It’s good that I don’t have a smartphone, so I am not distracted. :-)
That’s a lovely story! But I hope you learnt never leave your luggage unentended?;)
Actually, I learnt the opposite because it worked out so well. :-)
Bolivia is the only country (the western part of it mostly) in South America where I would just leave a bag containing a laptop, a hard drive and a 1000$ camera on a corner of a bar, eat, laugh and get drunk, then catch the backpack again and leave.
Wow, what a story… I think I should travel to Bolivia soon; I urgently need to restore my confidence in humanity. I lost it somewhere on the bus of my life…
Bolivia is a great country for that!
I remember one day in La Paz, I was strolling around when two boys in school uniforms and with heavy bags on their backs walked onto the street through a school gate. They were maybe 10 years old.
Outside the school, there sat an old, wrinkled, poor lady, begging.
The boys walked by, laughing and talking, but then, one of them stopped and went back, giving some coins to the poor lady.
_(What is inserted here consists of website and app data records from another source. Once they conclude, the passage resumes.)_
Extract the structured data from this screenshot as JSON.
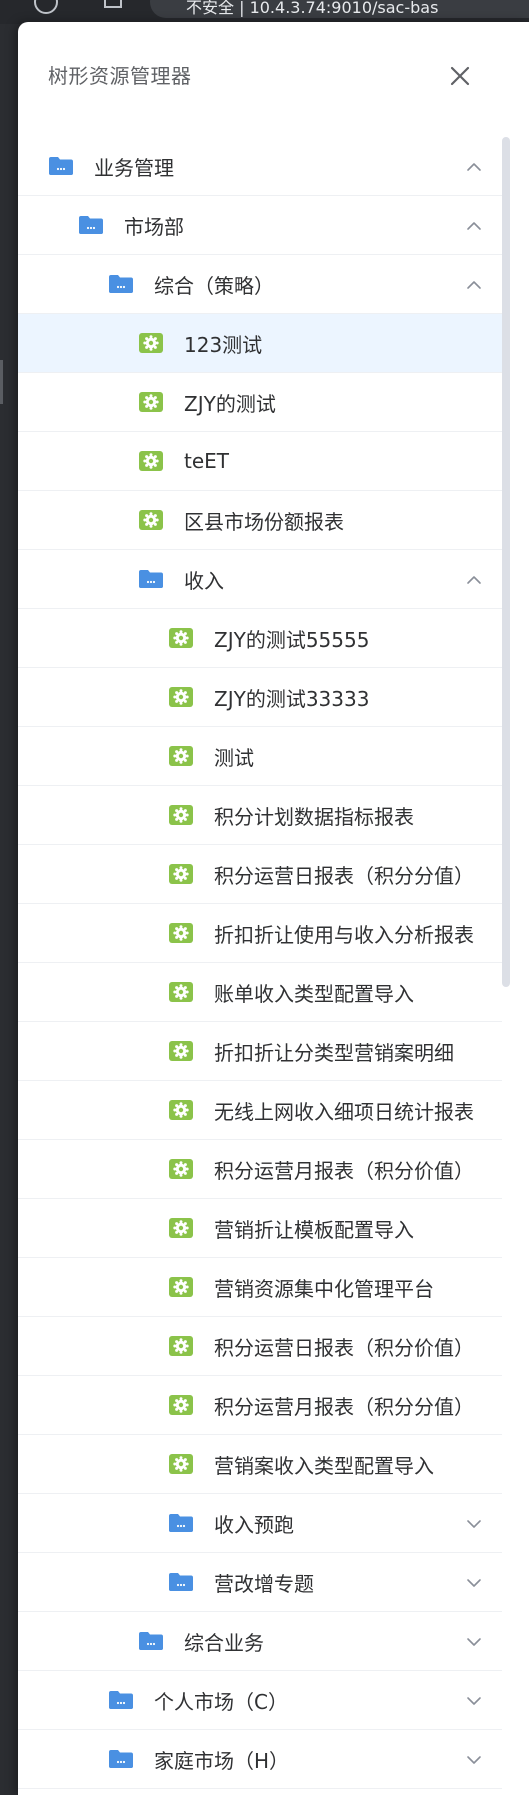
{
  "browser": {
    "address_text": "不安全 | 10.4.3.74:9010/sac-bas"
  },
  "drawer": {
    "title": "树形资源管理器",
    "close_icon": "close-icon"
  },
  "colors": {
    "folder": "#4a90e2",
    "report": "#8bc34a",
    "selected_bg": "#ecf5ff",
    "text": "#303133",
    "title": "#606266"
  },
  "tree": [
    {
      "label": "业务管理",
      "type": "folder",
      "depth": 0,
      "expanded": true
    },
    {
      "label": "市场部",
      "type": "folder",
      "depth": 1,
      "expanded": true
    },
    {
      "label": "综合（策略）",
      "type": "folder",
      "depth": 2,
      "expanded": true
    },
    {
      "label": "123测试",
      "type": "report",
      "depth": 3,
      "selected": true
    },
    {
      "label": "ZJY的测试",
      "type": "report",
      "depth": 3
    },
    {
      "label": "teET",
      "type": "report",
      "depth": 3
    },
    {
      "label": "区县市场份额报表",
      "type": "report",
      "depth": 3
    },
    {
      "label": "收入",
      "type": "folder",
      "depth": 3,
      "expanded": true
    },
    {
      "label": "ZJY的测试55555",
      "type": "report",
      "depth": 4
    },
    {
      "label": "ZJY的测试33333",
      "type": "report",
      "depth": 4
    },
    {
      "label": "测试",
      "type": "report",
      "depth": 4
    },
    {
      "label": "积分计划数据指标报表",
      "type": "report",
      "depth": 4
    },
    {
      "label": "积分运营日报表（积分分值）",
      "type": "report",
      "depth": 4
    },
    {
      "label": "折扣折让使用与收入分析报表",
      "type": "report",
      "depth": 4
    },
    {
      "label": "账单收入类型配置导入",
      "type": "report",
      "depth": 4
    },
    {
      "label": "折扣折让分类型营销案明细",
      "type": "report",
      "depth": 4
    },
    {
      "label": "无线上网收入细项日统计报表",
      "type": "report",
      "depth": 4
    },
    {
      "label": "积分运营月报表（积分价值）",
      "type": "report",
      "depth": 4
    },
    {
      "label": "营销折让模板配置导入",
      "type": "report",
      "depth": 4
    },
    {
      "label": "营销资源集中化管理平台",
      "type": "report",
      "depth": 4
    },
    {
      "label": "积分运营日报表（积分价值）",
      "type": "report",
      "depth": 4
    },
    {
      "label": "积分运营月报表（积分分值）",
      "type": "report",
      "depth": 4
    },
    {
      "label": "营销案收入类型配置导入",
      "type": "report",
      "depth": 4
    },
    {
      "label": "收入预跑",
      "type": "folder",
      "depth": 4,
      "expanded": false
    },
    {
      "label": "营改增专题",
      "type": "folder",
      "depth": 4,
      "expanded": false
    },
    {
      "label": "综合业务",
      "type": "folder",
      "depth": 3,
      "expanded": false
    },
    {
      "label": "个人市场（C）",
      "type": "folder",
      "depth": 2,
      "expanded": false
    },
    {
      "label": "家庭市场（H）",
      "type": "folder",
      "depth": 2,
      "expanded": false
    }
  ]
}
And so many more things happened in that country that were unbelievably kind. I began to think of Bolivia as a therapy, after a while, because I had never been so happy as there. The fact that most people are very kind and honest probably helped.